The records below are to be output exactly, except for their pictures.

** Data records follows **

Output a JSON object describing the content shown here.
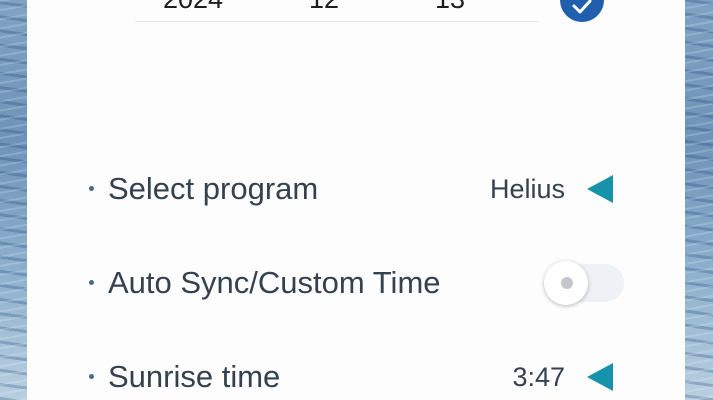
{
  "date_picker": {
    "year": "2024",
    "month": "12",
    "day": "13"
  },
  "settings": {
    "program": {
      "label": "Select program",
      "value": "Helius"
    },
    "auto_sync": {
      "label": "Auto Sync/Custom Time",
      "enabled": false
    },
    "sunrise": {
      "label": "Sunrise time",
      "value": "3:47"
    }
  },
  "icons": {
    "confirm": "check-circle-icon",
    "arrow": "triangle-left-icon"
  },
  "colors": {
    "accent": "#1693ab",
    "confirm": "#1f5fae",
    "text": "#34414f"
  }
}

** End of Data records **

Expected answer
Output a JSON object describing the content shown here.
{
  "date_picker": {
    "year": "2024",
    "month": "12",
    "day": "13"
  },
  "settings": {
    "program": {
      "label": "Select program",
      "value": "Helius"
    },
    "auto_sync": {
      "label": "Auto Sync/Custom Time",
      "enabled": false
    },
    "sunrise": {
      "label": "Sunrise time",
      "value": "3:47"
    }
  },
  "icons": {
    "confirm": "check-circle-icon",
    "arrow": "triangle-left-icon"
  },
  "colors": {
    "accent": "#1693ab",
    "confirm": "#1f5fae",
    "text": "#34414f"
  }
}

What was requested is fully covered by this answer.